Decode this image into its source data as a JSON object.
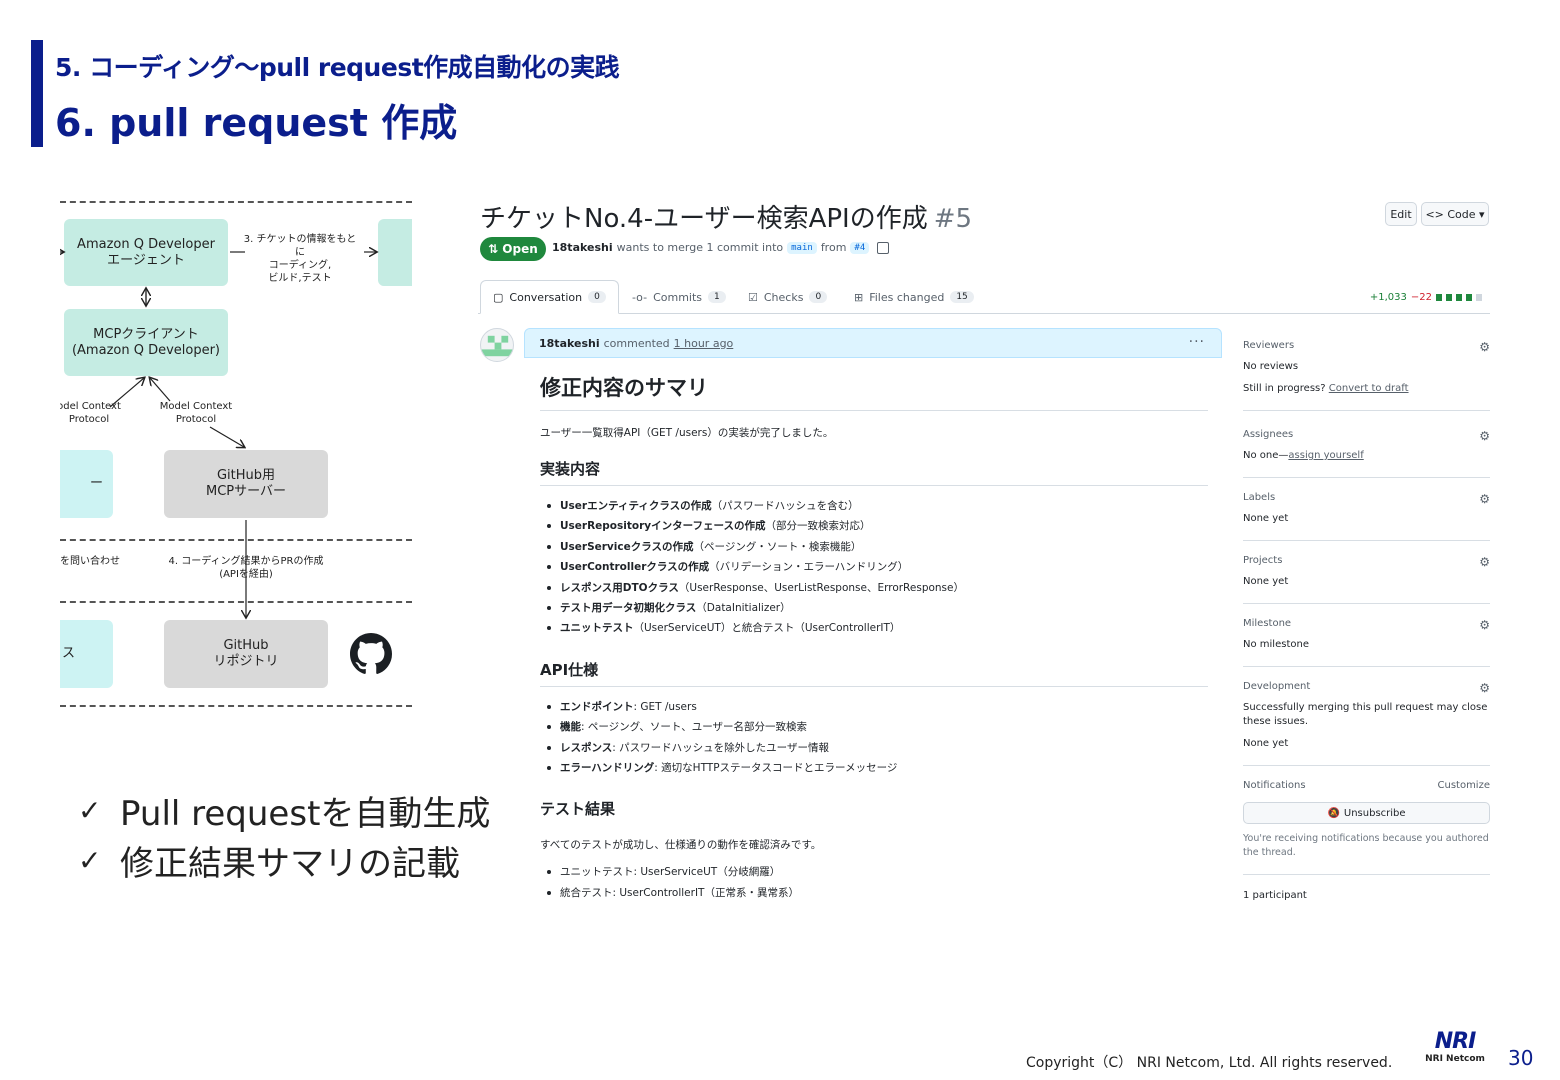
{
  "header": {
    "subtitle": "5. コーディング～pull request作成自動化の実践",
    "title": "6. pull request 作成"
  },
  "diagram": {
    "agent_box": "Amazon Q Developer\nエージェント",
    "mcp_client_box": "MCPクライアント\n(Amazon Q Developer)",
    "github_mcp_box": "GitHub用\nMCPサーバー",
    "github_repo_box": "GitHub\nリポジトリ",
    "left_box_top": "ー",
    "left_box_bottom": "ス",
    "label_step3": "3. チケットの情報をもとに\nコーディング,\nビルド,テスト",
    "label_protocol_left": "odel Context\nProtocol",
    "label_protocol_right": "Model Context\nProtocol",
    "label_query": "を問い合わせ",
    "label_step4": "4. コーディング結果からPRの作成\n(APIを経由)"
  },
  "bullets": [
    "Pull requestを自動生成",
    "修正結果サマリの記載"
  ],
  "github": {
    "pr_title": "チケットNo.4-ユーザー検索APIの作成",
    "pr_number": "#5",
    "edit_label": "Edit",
    "code_label": "<> Code ▾",
    "status": "Open",
    "author": "18takeshi",
    "meta_mid": "wants to merge 1 commit into",
    "base_branch": "main",
    "meta_from": "from",
    "head_branch": "#4",
    "tabs": [
      {
        "label": "Conversation",
        "count": "0"
      },
      {
        "label": "Commits",
        "count": "1"
      },
      {
        "label": "Checks",
        "count": "0"
      },
      {
        "label": "Files changed",
        "count": "15"
      }
    ],
    "additions": "+1,033",
    "deletions": "−22",
    "comment_author": "18takeshi",
    "comment_verb": "commented",
    "comment_time": "1 hour ago",
    "h_summary": "修正内容のサマリ",
    "summary_text": "ユーザー一覧取得API（GET /users）の実装が完了しました。",
    "h_impl": "実装内容",
    "impl_items": [
      {
        "bold": "Userエンティティクラスの作成",
        "rest": "（パスワードハッシュを含む）"
      },
      {
        "bold": "UserRepositoryインターフェースの作成",
        "rest": "（部分一致検索対応）"
      },
      {
        "bold": "UserServiceクラスの作成",
        "rest": "（ページング・ソート・検索機能）"
      },
      {
        "bold": "UserControllerクラスの作成",
        "rest": "（バリデーション・エラーハンドリング）"
      },
      {
        "bold": "レスポンス用DTOクラス",
        "rest": "（UserResponse、UserListResponse、ErrorResponse）"
      },
      {
        "bold": "テスト用データ初期化クラス",
        "rest": "（DataInitializer）"
      },
      {
        "bold": "ユニットテスト",
        "rest": "（UserServiceUT）と統合テスト（UserControllerIT）"
      }
    ],
    "h_api": "API仕様",
    "api_items": [
      {
        "bold": "エンドポイント",
        "rest": ": GET /users"
      },
      {
        "bold": "機能",
        "rest": ": ページング、ソート、ユーザー名部分一致検索"
      },
      {
        "bold": "レスポンス",
        "rest": ": パスワードハッシュを除外したユーザー情報"
      },
      {
        "bold": "エラーハンドリング",
        "rest": ": 適切なHTTPステータスコードとエラーメッセージ"
      }
    ],
    "h_test": "テスト結果",
    "test_text": "すべてのテストが成功し、仕様通りの動作を確認済みです。",
    "test_items": [
      "ユニットテスト: UserServiceUT（分岐網羅）",
      "統合テスト: UserControllerIT（正常系・異常系）"
    ],
    "sidebar": {
      "reviewers_label": "Reviewers",
      "reviewers_value": "No reviews",
      "reviewers_hint": "Still in progress?",
      "reviewers_link": "Convert to draft",
      "assignees_label": "Assignees",
      "assignees_value": "No one—",
      "assignees_link": "assign yourself",
      "labels_label": "Labels",
      "labels_value": "None yet",
      "projects_label": "Projects",
      "projects_value": "None yet",
      "milestone_label": "Milestone",
      "milestone_value": "No milestone",
      "development_label": "Development",
      "development_text": "Successfully merging this pull request may close these issues.",
      "development_value": "None yet",
      "notifications_label": "Notifications",
      "customize_label": "Customize",
      "unsubscribe_label": "Unsubscribe",
      "notification_reason": "You're receiving notifications because you authored the thread.",
      "participants": "1 participant"
    }
  },
  "footer": {
    "copyright": "Copyright（C） NRI Netcom, Ltd. All rights reserved.",
    "logo_big": "NRI",
    "logo_small": "NRI Netcom",
    "page": "30"
  }
}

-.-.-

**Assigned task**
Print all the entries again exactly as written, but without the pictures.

**Result of this exercise**
Decode this image into its source data as a JSON object.
{
  "header": {
    "subtitle": "5. コーディング～pull request作成自動化の実践",
    "title": "6. pull request 作成"
  },
  "diagram": {
    "agent_box": "Amazon Q Developer\nエージェント",
    "mcp_client_box": "MCPクライアント\n(Amazon Q Developer)",
    "github_mcp_box": "GitHub用\nMCPサーバー",
    "github_repo_box": "GitHub\nリポジトリ",
    "left_box_top": "ー",
    "left_box_bottom": "ス",
    "label_step3": "3. チケットの情報をもとに\nコーディング,\nビルド,テスト",
    "label_protocol_left": "odel Context\nProtocol",
    "label_protocol_right": "Model Context\nProtocol",
    "label_query": "を問い合わせ",
    "label_step4": "4. コーディング結果からPRの作成\n(APIを経由)"
  },
  "bullets": [
    "Pull requestを自動生成",
    "修正結果サマリの記載"
  ],
  "github": {
    "pr_title": "チケットNo.4-ユーザー検索APIの作成",
    "pr_number": "#5",
    "edit_label": "Edit",
    "code_label": "<> Code ▾",
    "status": "Open",
    "author": "18takeshi",
    "meta_mid": "wants to merge 1 commit into",
    "base_branch": "main",
    "meta_from": "from",
    "head_branch": "#4",
    "tabs": [
      {
        "label": "Conversation",
        "count": "0"
      },
      {
        "label": "Commits",
        "count": "1"
      },
      {
        "label": "Checks",
        "count": "0"
      },
      {
        "label": "Files changed",
        "count": "15"
      }
    ],
    "additions": "+1,033",
    "deletions": "−22",
    "comment_author": "18takeshi",
    "comment_verb": "commented",
    "comment_time": "1 hour ago",
    "h_summary": "修正内容のサマリ",
    "summary_text": "ユーザー一覧取得API（GET /users）の実装が完了しました。",
    "h_impl": "実装内容",
    "impl_items": [
      {
        "bold": "Userエンティティクラスの作成",
        "rest": "（パスワードハッシュを含む）"
      },
      {
        "bold": "UserRepositoryインターフェースの作成",
        "rest": "（部分一致検索対応）"
      },
      {
        "bold": "UserServiceクラスの作成",
        "rest": "（ページング・ソート・検索機能）"
      },
      {
        "bold": "UserControllerクラスの作成",
        "rest": "（バリデーション・エラーハンドリング）"
      },
      {
        "bold": "レスポンス用DTOクラス",
        "rest": "（UserResponse、UserListResponse、ErrorResponse）"
      },
      {
        "bold": "テスト用データ初期化クラス",
        "rest": "（DataInitializer）"
      },
      {
        "bold": "ユニットテスト",
        "rest": "（UserServiceUT）と統合テスト（UserControllerIT）"
      }
    ],
    "h_api": "API仕様",
    "api_items": [
      {
        "bold": "エンドポイント",
        "rest": ": GET /users"
      },
      {
        "bold": "機能",
        "rest": ": ページング、ソート、ユーザー名部分一致検索"
      },
      {
        "bold": "レスポンス",
        "rest": ": パスワードハッシュを除外したユーザー情報"
      },
      {
        "bold": "エラーハンドリング",
        "rest": ": 適切なHTTPステータスコードとエラーメッセージ"
      }
    ],
    "h_test": "テスト結果",
    "test_text": "すべてのテストが成功し、仕様通りの動作を確認済みです。",
    "test_items": [
      "ユニットテスト: UserServiceUT（分岐網羅）",
      "統合テスト: UserControllerIT（正常系・異常系）"
    ],
    "sidebar": {
      "reviewers_label": "Reviewers",
      "reviewers_value": "No reviews",
      "reviewers_hint": "Still in progress?",
      "reviewers_link": "Convert to draft",
      "assignees_label": "Assignees",
      "assignees_value": "No one—",
      "assignees_link": "assign yourself",
      "labels_label": "Labels",
      "labels_value": "None yet",
      "projects_label": "Projects",
      "projects_value": "None yet",
      "milestone_label": "Milestone",
      "milestone_value": "No milestone",
      "development_label": "Development",
      "development_text": "Successfully merging this pull request may close these issues.",
      "development_value": "None yet",
      "notifications_label": "Notifications",
      "customize_label": "Customize",
      "unsubscribe_label": "Unsubscribe",
      "notification_reason": "You're receiving notifications because you authored the thread.",
      "participants": "1 participant"
    }
  },
  "footer": {
    "copyright": "Copyright（C） NRI Netcom, Ltd. All rights reserved.",
    "logo_big": "NRI",
    "logo_small": "NRI Netcom",
    "page": "30"
  }
}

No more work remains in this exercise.